- Exercise prompt
Reproduce the lines below exactly. Skip images.

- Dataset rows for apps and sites
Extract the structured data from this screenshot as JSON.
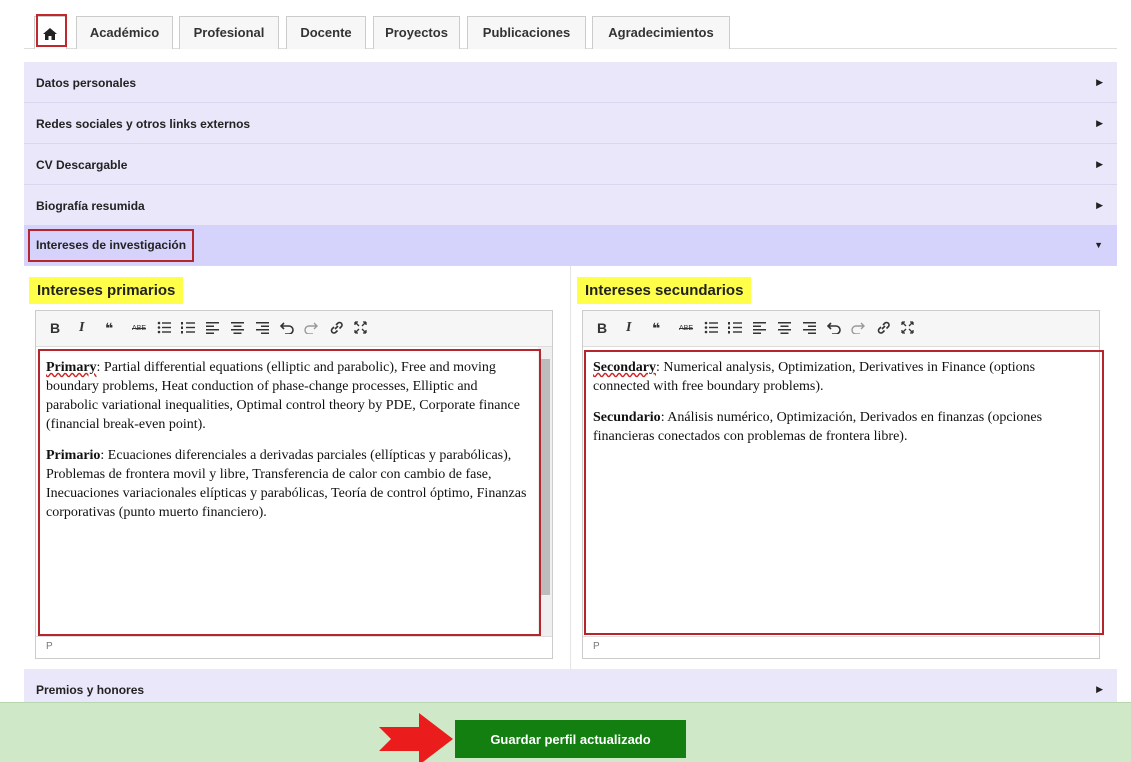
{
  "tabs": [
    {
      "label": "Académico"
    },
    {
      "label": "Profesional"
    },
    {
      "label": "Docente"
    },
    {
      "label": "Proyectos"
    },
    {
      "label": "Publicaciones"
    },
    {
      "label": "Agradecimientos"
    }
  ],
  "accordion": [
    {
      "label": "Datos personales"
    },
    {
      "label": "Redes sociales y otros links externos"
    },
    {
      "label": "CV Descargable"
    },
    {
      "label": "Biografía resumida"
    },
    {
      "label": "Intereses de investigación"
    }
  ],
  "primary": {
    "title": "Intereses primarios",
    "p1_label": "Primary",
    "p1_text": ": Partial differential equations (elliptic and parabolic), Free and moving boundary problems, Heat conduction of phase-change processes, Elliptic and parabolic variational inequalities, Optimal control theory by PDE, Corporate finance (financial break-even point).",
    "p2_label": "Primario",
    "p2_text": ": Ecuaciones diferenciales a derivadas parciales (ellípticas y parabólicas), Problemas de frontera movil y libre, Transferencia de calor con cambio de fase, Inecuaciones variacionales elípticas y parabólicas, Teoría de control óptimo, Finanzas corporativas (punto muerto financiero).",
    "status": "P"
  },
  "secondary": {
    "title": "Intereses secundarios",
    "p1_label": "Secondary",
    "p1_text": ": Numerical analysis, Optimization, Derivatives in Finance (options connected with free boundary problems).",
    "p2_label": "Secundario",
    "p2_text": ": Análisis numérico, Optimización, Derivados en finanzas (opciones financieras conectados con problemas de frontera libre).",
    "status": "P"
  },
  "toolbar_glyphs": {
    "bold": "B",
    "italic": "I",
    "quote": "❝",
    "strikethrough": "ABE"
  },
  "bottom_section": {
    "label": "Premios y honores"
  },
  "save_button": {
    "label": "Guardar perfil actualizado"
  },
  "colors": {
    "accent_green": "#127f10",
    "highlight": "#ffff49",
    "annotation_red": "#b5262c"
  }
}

- Expected output
Extract the structured data from this screenshot as JSON.
{
  "tabs": [
    {
      "label": "Académico"
    },
    {
      "label": "Profesional"
    },
    {
      "label": "Docente"
    },
    {
      "label": "Proyectos"
    },
    {
      "label": "Publicaciones"
    },
    {
      "label": "Agradecimientos"
    }
  ],
  "accordion": [
    {
      "label": "Datos personales"
    },
    {
      "label": "Redes sociales y otros links externos"
    },
    {
      "label": "CV Descargable"
    },
    {
      "label": "Biografía resumida"
    },
    {
      "label": "Intereses de investigación"
    }
  ],
  "primary": {
    "title": "Intereses primarios",
    "p1_label": "Primary",
    "p1_text": ": Partial differential equations (elliptic and parabolic), Free and moving boundary problems, Heat conduction of phase-change processes, Elliptic and parabolic variational inequalities, Optimal control theory by PDE, Corporate finance (financial break-even point).",
    "p2_label": "Primario",
    "p2_text": ": Ecuaciones diferenciales a derivadas parciales (ellípticas y parabólicas), Problemas de frontera movil y libre, Transferencia de calor con cambio de fase, Inecuaciones variacionales elípticas y parabólicas, Teoría de control óptimo, Finanzas corporativas (punto muerto financiero).",
    "status": "P"
  },
  "secondary": {
    "title": "Intereses secundarios",
    "p1_label": "Secondary",
    "p1_text": ": Numerical analysis, Optimization, Derivatives in Finance (options connected with free boundary problems).",
    "p2_label": "Secundario",
    "p2_text": ": Análisis numérico, Optimización, Derivados en finanzas (opciones financieras conectados con problemas de frontera libre).",
    "status": "P"
  },
  "toolbar_glyphs": {
    "bold": "B",
    "italic": "I",
    "quote": "❝",
    "strikethrough": "ABE"
  },
  "bottom_section": {
    "label": "Premios y honores"
  },
  "save_button": {
    "label": "Guardar perfil actualizado"
  },
  "colors": {
    "accent_green": "#127f10",
    "highlight": "#ffff49",
    "annotation_red": "#b5262c"
  }
}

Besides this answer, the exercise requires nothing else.